U.S. officials have grown increasingly worried that a new government won’t be in place before all combat troops withdraw and America’s clout diminishes further. The Obama administration has stepped up its engagement, dispatching in recent days a team of experts and advisors to try to exert pressure on the factions.
The difficulty of reconciling these agendas goes some way toward explaining why the formation of the government is taking so long. With the United States, Turkey and the Arab states insisting that Allawi play a leading role and Iran determined to squeeze him out, the process is deadlocked.
“It’s why we’re stuck,” said Izzat Shahbandar, a member of Maliki’s coalition.
Powerful personalities, sectarian rivalries and conflicting political visions are also to blame, as is the finely balanced outcome of the election, which left each faction seeking coalition partners.
But whenever a potential alliance seems close, one regional power or another will step in to nix it. That happened when Saudi Arabia moved to block a budding Shiite-Kurdish alliance forged in Tehran that would have excluded Allawi: It invited all the major players to Riyadh, except Maliki. The meeting opened a channel between Allawi’s bloc and the Iraqi National Alliance.
Iraq lies at a strategic crossroads between the Arab world and the rest of Asia, an entry point to the region for non-Arab powers such as Turkey and Iran and a line of defense for Saudi Arabia and the Arab gulf states. With the world’s third-largest oil reserves and plans to dramatically boost production, the country also has the potential to be rich. All of its neighbors have a vital interest in ensuring that Iraq becomes an ally, and not an aggressor, as it was under Saddam Hussein.

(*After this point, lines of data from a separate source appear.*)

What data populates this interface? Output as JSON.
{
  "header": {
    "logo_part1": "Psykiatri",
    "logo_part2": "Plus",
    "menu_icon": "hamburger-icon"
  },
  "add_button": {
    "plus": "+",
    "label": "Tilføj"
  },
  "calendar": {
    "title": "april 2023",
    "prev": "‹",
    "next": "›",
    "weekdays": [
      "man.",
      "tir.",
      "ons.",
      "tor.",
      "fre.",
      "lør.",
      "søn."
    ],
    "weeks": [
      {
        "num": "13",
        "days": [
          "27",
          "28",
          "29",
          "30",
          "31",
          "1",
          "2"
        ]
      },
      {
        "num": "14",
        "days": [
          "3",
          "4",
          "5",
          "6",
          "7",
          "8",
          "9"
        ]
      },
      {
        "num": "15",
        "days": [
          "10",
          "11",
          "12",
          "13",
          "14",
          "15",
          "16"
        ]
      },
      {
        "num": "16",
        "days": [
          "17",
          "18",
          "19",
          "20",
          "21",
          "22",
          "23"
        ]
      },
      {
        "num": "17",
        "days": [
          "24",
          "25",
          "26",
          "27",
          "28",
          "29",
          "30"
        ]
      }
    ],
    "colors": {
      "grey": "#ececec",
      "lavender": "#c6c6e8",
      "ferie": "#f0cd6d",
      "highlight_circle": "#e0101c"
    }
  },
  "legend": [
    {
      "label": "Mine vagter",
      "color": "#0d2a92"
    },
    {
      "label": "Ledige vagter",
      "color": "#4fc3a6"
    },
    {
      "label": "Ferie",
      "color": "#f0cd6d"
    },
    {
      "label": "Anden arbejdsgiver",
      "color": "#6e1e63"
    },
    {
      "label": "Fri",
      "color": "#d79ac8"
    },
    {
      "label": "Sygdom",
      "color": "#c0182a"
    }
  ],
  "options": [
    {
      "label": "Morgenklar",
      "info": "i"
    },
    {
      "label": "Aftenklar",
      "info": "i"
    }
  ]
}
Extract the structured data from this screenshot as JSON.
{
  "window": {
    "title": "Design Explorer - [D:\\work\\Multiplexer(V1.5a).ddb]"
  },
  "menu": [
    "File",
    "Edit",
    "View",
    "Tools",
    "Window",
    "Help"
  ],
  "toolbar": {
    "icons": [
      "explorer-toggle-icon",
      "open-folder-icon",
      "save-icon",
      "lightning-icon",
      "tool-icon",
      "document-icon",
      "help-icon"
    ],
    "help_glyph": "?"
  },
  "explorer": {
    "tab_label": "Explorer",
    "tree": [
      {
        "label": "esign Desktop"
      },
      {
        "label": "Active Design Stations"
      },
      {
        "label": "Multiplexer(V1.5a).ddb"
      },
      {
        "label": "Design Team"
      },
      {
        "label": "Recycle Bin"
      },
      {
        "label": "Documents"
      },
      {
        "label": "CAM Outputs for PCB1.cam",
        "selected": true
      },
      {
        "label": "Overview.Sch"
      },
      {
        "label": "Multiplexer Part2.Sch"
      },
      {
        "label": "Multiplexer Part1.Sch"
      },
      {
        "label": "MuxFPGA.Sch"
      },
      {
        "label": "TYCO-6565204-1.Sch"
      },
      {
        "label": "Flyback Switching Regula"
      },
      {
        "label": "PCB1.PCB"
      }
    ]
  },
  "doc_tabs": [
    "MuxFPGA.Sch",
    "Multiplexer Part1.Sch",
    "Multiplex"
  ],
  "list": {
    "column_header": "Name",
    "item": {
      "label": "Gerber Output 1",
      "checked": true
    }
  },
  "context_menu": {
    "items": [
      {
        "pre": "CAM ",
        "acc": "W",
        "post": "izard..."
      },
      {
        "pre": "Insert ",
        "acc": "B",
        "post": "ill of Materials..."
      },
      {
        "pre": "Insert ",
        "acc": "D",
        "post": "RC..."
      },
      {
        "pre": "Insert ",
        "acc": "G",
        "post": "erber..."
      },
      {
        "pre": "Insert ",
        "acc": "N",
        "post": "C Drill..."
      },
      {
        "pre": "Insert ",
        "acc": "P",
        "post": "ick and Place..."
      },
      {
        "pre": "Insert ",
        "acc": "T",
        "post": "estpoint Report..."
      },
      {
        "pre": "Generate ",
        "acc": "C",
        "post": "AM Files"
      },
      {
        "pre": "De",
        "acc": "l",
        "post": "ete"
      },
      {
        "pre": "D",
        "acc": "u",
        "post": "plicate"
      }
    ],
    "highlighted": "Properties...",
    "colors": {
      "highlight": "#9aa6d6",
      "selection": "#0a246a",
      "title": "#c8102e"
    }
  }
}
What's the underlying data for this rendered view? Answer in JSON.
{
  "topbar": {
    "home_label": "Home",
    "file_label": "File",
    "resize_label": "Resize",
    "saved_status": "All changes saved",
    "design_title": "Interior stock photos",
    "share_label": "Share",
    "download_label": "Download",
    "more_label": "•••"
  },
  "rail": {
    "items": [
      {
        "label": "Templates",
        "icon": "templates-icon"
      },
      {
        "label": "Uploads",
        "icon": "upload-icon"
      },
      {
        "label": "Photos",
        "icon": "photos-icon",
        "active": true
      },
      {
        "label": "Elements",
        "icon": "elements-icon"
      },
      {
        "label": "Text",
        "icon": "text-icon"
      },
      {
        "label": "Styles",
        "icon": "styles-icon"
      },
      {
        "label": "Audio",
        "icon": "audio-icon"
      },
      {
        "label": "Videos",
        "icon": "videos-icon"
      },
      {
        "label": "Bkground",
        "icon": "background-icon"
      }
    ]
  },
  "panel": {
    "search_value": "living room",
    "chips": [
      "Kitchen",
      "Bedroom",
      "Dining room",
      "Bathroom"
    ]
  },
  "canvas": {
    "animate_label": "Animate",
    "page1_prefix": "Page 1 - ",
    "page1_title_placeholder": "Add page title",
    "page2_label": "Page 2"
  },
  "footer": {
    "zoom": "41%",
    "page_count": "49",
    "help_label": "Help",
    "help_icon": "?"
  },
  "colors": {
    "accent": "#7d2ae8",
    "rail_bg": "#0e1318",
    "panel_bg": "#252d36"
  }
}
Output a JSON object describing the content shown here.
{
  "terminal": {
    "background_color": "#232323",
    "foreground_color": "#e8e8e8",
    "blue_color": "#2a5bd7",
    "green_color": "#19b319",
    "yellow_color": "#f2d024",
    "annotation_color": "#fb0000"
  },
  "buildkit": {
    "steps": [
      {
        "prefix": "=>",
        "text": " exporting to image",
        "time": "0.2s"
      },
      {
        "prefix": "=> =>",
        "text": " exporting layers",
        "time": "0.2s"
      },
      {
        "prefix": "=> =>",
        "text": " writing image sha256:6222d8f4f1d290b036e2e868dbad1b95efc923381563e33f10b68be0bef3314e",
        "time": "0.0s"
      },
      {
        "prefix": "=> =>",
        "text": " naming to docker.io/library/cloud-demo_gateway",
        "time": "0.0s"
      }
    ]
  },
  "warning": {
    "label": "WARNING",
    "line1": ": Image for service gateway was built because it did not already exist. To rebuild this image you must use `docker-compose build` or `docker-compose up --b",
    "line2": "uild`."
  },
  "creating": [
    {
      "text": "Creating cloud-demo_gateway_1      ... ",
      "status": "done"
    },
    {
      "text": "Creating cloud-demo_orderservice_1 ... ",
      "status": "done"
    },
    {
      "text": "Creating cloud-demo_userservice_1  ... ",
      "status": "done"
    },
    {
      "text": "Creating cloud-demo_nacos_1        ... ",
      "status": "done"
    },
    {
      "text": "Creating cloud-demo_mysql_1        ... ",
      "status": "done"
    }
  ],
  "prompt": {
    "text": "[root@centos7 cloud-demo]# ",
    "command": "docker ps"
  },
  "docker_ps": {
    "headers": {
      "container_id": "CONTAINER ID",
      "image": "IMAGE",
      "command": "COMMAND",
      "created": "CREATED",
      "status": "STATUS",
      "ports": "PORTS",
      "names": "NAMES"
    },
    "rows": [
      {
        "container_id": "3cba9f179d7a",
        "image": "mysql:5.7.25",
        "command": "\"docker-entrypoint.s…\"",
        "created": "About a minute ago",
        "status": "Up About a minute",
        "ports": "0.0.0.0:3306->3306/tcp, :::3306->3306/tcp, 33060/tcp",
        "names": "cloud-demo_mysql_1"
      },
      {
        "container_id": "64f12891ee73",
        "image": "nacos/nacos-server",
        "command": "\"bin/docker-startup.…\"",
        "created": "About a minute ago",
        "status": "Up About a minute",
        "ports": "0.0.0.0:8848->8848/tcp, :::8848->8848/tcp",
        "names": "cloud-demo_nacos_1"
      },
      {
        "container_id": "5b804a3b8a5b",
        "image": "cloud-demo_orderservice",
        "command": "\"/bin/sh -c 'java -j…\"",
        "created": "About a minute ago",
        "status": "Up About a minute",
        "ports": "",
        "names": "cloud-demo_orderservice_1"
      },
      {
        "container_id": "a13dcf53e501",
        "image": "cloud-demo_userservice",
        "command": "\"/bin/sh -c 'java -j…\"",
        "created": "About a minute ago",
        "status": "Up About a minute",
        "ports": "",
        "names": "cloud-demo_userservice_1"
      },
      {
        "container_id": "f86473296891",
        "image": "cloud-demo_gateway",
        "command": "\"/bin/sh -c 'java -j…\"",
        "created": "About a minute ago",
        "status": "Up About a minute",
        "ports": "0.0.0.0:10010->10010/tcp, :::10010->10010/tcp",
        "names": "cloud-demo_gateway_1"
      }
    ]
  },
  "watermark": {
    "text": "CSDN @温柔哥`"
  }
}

But with Iraq’s neighbors often at odds, there is a risk that the country will become the region’s political football, in which conflicts are played out much in the way they are in tiny, unstable Lebanon.
“At a minimum you will see rivalry with a lot of elbows flying,” said Ted Galen Carpenter of the Washington-based Cato Institute. “At a maximum you’ll get a Lebanon, with various factions fighting as allies or proxies of the regional neighbors.”
In some ways, that has already happened. The sectarian war of 2005-07 was fought between Shiite militias backed by Iran and Sunni insurgents who received support from Arab countries. The top U.S. commander in Iraq, Army Gen. Ray T. Odierno, recently warned that an Iranian-trained and -funded group is preparing to stage attacks against departing American forces.
Some forms of foreign influence are welcome, such as investment, said Zebari, the foreign minister. Turkish and Iranian companies are investing heavily in the north and south, as is the United Arab Emirates. Major oil companies in Europe, Russia and China and the U.S. are competing fiercely for stakes in Iraq’s oil fields after the government opened the door to them last year.
But the direct meddling in Iraq’s politics, which includes allegations that large amounts of foreign money have been paid to the politicians, has the potential to turn the country into “a field to settle international score,” Zebari said. “The only way to limit regional interference is for Iraqis to come together … and form a unity government.”
Any government formed without broad regional approval, however, will be vulnerable to the kind of foreign interference that has repeatedly destabilized Lebanon, said Ghassan Attiyah, an Iraqi political analyst based in London.
And whether such a consensus is possible is unknown.
“There are so many agendas, so many cards to be played,” Attiyah said, “but are the brains there and is there the will?”